Featured Artist in Collection

Rosa Bonheur (1822-1899)

Repos du Betail

Rosa Bonheur’s (1822-1899) first teacher was her father, followed later by Leon Cogniet. Early on she showed both a great talent for life drawing as well as a strong sense of independence. She ran away from both her school and a workshop where she was apprenticed declaring that she wanted to be an artist against the strong wishes of her father. She undertook her first studies in the Bois de Boulogne, which was still fairly wild in her youth. At this time, the French philosopher Felicite Robert de Lamennais and the author George Sand both played a huge role in influencing her to break the traditional cultural molds around women. She had her doctor write up a note to allow her to wear men’s clothes, and spent her time on farms, ranches, and at slaughterhouses. She also cut her hair short and smoked, both of which for a woman were heavily frowned upon at the time.

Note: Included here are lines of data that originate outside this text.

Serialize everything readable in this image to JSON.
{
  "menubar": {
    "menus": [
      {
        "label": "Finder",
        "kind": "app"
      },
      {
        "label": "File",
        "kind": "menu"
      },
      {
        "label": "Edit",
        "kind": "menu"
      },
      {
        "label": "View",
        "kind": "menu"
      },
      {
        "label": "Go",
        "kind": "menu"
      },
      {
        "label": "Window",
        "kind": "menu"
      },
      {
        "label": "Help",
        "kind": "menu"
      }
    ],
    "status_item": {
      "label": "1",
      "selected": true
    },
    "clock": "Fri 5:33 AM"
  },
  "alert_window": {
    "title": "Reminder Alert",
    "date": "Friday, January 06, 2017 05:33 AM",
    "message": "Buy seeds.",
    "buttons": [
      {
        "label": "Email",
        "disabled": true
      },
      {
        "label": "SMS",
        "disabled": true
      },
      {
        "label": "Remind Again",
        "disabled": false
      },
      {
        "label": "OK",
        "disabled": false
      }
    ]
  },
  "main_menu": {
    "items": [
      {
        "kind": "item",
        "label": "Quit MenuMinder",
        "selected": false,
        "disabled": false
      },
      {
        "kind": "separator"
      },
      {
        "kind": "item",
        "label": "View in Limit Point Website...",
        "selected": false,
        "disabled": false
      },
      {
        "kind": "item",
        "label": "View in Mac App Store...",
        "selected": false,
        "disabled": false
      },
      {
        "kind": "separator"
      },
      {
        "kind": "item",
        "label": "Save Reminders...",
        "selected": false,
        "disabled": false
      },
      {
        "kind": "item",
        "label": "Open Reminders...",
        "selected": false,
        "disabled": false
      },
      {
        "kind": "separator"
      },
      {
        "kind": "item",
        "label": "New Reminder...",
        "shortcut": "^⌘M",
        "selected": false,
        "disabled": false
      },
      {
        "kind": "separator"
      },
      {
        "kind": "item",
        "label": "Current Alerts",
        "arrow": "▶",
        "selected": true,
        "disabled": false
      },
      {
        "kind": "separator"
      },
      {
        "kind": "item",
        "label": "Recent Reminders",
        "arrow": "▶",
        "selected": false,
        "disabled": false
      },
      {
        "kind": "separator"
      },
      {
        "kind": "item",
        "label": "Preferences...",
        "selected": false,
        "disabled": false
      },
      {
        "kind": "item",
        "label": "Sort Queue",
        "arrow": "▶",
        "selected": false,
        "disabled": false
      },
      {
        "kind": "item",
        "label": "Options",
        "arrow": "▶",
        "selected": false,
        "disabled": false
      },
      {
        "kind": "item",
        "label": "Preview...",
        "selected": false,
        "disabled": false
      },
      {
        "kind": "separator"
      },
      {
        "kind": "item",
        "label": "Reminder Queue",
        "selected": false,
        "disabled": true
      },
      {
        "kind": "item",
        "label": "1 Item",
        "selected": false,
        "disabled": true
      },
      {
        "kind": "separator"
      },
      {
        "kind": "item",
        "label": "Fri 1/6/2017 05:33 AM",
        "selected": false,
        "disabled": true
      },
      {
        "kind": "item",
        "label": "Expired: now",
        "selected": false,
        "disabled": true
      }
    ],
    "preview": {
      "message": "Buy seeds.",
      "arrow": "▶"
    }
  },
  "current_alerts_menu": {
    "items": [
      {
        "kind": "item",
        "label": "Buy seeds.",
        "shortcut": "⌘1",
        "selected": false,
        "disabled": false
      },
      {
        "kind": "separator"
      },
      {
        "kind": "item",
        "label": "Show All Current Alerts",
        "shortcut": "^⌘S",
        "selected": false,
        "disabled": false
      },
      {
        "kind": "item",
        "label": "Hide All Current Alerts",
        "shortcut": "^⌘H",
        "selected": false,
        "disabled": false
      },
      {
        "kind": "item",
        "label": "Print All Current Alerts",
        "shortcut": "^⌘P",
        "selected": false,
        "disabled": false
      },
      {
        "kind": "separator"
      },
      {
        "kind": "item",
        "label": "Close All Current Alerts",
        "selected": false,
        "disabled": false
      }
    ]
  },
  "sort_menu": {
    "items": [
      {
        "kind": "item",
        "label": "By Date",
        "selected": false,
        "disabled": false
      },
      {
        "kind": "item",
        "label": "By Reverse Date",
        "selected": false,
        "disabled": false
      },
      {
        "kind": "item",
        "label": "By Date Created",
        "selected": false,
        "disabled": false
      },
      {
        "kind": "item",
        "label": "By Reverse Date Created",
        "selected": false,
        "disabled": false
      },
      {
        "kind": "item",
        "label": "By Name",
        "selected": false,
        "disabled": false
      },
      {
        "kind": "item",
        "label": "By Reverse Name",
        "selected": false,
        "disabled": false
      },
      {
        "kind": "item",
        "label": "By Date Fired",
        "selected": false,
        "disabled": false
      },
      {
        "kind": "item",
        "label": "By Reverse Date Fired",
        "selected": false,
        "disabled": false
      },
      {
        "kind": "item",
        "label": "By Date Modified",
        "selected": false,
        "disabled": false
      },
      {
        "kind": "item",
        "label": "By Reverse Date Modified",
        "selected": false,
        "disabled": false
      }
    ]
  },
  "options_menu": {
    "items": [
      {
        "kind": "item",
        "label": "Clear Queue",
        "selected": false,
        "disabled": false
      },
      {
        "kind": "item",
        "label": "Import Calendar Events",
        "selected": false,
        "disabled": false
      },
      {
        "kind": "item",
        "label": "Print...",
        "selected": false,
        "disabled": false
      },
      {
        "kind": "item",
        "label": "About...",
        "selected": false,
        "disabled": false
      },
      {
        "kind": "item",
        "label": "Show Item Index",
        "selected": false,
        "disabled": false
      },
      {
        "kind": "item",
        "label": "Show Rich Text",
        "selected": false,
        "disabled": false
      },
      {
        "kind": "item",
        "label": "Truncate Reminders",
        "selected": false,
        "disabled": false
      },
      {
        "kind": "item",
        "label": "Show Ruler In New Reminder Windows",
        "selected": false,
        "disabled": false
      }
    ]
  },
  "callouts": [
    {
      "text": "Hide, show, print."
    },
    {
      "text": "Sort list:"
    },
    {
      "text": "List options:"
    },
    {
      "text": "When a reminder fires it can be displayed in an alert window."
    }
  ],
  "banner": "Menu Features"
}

She first exhibited at the Salon of 1841 with two animal paintings. In subsequent years, she would also send in Sculptures she had made in the likeness of Sheep and bulls. In 1843 she won a third-class medal. She won a first-class medal in 1848 with Ploughing in the Nivernais. At the Salon of 1853, she exhibited Horse Market, which due to its popularity placed her as one of the foremost artists of her time. She was made a Chevalier of the Legion of the Legion d’Honneur in 1865 and an Officer in 1894 (This is incredible since woman were almost never admitted). She was also a Commander of the Order of Catholic Isabella and the Order of Leopold of Belgium. She was a great friend and protégée of Queen Victoria of England, making her art quite popular even among the British court.